━━ Task material

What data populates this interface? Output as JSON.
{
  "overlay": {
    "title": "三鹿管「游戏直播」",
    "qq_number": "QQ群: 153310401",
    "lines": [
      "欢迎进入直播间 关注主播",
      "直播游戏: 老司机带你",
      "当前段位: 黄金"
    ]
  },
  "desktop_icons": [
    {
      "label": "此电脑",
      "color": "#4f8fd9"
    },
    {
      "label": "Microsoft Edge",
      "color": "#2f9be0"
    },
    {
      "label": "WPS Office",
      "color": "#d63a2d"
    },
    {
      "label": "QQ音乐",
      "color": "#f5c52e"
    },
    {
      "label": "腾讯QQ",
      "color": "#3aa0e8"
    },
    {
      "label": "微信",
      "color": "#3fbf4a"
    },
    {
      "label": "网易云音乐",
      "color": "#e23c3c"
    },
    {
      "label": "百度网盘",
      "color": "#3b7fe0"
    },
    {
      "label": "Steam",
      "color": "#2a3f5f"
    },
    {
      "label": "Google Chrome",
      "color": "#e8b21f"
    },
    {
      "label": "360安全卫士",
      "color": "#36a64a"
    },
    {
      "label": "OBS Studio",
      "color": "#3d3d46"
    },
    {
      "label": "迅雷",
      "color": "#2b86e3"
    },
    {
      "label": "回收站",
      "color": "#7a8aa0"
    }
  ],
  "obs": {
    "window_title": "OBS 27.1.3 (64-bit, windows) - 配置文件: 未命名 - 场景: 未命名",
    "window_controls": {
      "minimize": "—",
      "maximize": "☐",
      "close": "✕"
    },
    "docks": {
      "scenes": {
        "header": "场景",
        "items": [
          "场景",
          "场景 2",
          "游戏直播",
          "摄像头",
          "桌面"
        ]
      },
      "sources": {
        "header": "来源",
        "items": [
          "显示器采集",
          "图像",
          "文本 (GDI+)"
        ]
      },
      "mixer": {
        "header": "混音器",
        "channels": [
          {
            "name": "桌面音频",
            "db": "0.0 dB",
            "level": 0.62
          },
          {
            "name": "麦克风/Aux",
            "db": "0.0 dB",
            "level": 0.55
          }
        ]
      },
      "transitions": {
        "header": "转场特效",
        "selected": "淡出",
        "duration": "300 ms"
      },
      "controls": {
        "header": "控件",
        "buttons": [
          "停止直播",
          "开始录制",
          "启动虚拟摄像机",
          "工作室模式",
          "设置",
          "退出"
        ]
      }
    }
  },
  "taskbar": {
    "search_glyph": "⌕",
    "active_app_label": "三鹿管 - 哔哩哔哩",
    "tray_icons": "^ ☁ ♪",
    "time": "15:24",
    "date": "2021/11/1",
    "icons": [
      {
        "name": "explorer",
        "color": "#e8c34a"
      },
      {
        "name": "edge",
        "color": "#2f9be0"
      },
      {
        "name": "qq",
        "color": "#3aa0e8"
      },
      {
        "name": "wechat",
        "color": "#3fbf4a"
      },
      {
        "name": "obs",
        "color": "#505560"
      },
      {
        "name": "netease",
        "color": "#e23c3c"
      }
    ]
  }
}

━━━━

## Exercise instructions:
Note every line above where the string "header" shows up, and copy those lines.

## Answer below:
        "header": "场景",
        "header": "来源",
        "header": "混音器",
        "header": "转场特效",
        "header": "控件",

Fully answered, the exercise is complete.